The Grand, Leeds/Touring
REALITY TV shows and musicals have become the routes of choice for ex-pop starlets wanting to relaunch their careers and Rufus Norris’s latest revival of Cabaret features two - Pop Idol runner-up Will Young and former Eternal member Louise Redknapp - with widely varying results.
Young, reprising his Olivier award-nominated role as Emcee of the permissive and seedy cabaret Kit Kat Klub in 1931 Berlin, brings just the right amount of leery flamboyance to the role and manages to navigate the passage through decadence and brutal undercurrents as the nazis grow in power.
Surrounded by a cast of dancers in suspenders and revealing leather lederhosen, who whirl around a moving staircase to Javier de Frutos’s risque choreography, his pan-stick charisma is sharply contrasted with Redknapp, who appears miscast as the assertive and flirtatious Sally Bowles.
The star of the Klub until she’s sacked, she moves in with US writer Clifford Bradshaw (Charles Hagerty) and they begin an ill-fated relationship.
Wholesome even when she’s meant to be sultry and fascinating, her singing diction is clear but she lacks the powerful conviction of a vulnerable free spirit.
It’s a weakness that’s plugged by the other cast members and Katrina Lindsay’s simple but effective set, with the live band above the stage.
The action largely switches between the Klub and the boarding house of Fraulein Schneider (Susan Penhaligon), where the sub-plot of her doomed romance with a Jewish fruit vendor unfolds. The lighting becomes especially effective as the tone turns increasingly dark and the Klub can no longer offer a refuge from political reality.
Watering down some of the satire evident in the 1972 film, this Cabaret nonetheless captures its despairing political acquiescence.
And it seals Young’s transition into an actor of note.
Tours until December 9, details: kenwright.com
You can’t buy a revolution, but you can help the only daily paper in Britain that’s fighting for one by joining the 501 club.
Just £5 a month gives you the opportunity to win one of 17 prizes, from £25 to the £501 jackpot.
By becoming a 501 Club member you are helping the Morning Star cover its printing, distribution and staff costs — help keep our paper thriving by joining!
You can’t buy a revolution, but you can help the only daily paper in Britain that’s fighting for one by become a member of the People’s Printing Press Society.
The Morning Star is a readers’ co-operative, which means you can become an owner of the paper too by buying shares in the society.
Shares are £1 each — though unlike capitalist firms, each shareholder has an equal say. Money from shares contributes directly to keep our paper thriving.

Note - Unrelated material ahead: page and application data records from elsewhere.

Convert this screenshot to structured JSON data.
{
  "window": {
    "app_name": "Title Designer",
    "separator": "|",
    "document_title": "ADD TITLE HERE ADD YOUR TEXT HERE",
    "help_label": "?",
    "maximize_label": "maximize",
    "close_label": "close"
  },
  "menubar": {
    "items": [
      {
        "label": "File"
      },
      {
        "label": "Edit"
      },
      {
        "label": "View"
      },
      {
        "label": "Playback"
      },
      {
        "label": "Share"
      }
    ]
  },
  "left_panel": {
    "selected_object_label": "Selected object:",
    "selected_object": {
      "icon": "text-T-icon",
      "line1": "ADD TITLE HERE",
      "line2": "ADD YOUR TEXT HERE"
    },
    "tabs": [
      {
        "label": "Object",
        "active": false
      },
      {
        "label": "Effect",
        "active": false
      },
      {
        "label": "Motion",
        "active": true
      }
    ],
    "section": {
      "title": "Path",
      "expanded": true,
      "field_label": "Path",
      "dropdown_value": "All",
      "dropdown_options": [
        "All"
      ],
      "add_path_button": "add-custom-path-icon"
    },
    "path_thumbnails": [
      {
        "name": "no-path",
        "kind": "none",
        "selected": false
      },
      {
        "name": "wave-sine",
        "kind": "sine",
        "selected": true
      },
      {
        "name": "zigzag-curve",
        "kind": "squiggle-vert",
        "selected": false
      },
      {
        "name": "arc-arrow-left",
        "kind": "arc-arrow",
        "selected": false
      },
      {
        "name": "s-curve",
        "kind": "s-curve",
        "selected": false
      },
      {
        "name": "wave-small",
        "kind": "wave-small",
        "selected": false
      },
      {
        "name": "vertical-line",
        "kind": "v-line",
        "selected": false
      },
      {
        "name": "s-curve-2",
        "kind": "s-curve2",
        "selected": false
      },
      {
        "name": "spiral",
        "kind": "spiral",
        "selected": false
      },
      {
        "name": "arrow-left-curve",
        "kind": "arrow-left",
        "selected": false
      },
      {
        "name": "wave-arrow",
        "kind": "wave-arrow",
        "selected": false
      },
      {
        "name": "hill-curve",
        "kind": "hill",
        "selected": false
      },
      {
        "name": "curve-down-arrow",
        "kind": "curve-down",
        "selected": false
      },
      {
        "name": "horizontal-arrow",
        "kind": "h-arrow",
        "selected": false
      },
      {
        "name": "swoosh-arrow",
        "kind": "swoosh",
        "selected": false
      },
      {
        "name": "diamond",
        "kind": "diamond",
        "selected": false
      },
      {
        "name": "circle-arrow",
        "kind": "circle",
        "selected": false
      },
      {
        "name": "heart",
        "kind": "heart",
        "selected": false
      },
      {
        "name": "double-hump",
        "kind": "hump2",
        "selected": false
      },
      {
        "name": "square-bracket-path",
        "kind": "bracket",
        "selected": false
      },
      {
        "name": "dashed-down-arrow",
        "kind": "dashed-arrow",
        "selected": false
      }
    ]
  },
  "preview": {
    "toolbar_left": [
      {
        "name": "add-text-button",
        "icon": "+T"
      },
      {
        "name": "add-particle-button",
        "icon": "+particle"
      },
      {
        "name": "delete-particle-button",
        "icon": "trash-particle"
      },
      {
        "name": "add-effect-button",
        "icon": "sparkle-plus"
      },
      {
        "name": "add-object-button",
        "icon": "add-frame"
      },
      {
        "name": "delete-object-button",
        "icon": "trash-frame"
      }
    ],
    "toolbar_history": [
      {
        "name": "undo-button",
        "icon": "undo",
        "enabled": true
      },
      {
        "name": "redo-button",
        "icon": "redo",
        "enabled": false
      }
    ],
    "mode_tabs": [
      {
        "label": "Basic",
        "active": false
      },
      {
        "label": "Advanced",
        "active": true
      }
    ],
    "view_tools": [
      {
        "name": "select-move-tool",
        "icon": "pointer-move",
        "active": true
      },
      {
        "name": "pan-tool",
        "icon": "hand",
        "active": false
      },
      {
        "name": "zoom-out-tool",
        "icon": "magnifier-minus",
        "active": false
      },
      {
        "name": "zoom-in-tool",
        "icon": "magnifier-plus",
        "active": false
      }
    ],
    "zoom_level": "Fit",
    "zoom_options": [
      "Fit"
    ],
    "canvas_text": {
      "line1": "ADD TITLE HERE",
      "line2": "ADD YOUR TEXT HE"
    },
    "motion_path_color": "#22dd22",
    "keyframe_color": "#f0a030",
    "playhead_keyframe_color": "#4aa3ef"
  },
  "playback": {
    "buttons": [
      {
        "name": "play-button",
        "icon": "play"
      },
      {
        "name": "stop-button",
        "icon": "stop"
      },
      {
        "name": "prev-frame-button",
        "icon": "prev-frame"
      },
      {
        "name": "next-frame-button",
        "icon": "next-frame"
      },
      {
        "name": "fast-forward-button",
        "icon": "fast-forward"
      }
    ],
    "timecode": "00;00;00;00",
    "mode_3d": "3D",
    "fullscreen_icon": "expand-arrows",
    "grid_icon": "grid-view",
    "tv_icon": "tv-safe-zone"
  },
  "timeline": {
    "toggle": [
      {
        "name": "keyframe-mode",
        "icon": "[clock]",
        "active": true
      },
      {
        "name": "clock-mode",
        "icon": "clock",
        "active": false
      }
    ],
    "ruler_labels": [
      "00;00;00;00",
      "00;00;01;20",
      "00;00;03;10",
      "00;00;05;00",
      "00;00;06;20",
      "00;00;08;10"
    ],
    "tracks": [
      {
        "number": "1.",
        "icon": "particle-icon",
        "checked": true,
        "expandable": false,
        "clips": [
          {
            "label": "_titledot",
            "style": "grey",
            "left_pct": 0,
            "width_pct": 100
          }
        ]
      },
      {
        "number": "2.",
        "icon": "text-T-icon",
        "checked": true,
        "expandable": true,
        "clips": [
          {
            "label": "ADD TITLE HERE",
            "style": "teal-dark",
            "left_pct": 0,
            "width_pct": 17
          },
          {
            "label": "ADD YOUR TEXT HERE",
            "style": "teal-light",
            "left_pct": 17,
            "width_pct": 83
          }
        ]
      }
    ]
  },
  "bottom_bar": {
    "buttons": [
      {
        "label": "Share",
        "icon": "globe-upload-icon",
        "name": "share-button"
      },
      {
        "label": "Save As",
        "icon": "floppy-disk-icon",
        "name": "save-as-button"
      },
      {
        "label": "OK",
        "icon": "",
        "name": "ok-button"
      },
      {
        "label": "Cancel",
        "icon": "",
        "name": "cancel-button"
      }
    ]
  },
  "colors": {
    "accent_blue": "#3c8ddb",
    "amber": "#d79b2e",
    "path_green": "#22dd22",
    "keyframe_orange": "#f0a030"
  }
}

Some union branches have taken out shares of over £500 and individuals over £100.
You can’t buy a revolution, but you can help the only daily paper in Britain that’s fighting for one by donating to the Fighting Fund.
The Morning Star is unique, as a lone socialist voice in a sea of corporate media. We offer a platform for those who would otherwise never be listened to, coverage of stories that would otherwise be buried.
The rich don’t like us, and they don’t advertise with us, so we rely on you, our readers and friends. With a regular donation to our monthly Fighting Fund, we can continue to thumb our noses at the fat cats and tell truth to power.
Donate today and make a regular contribution.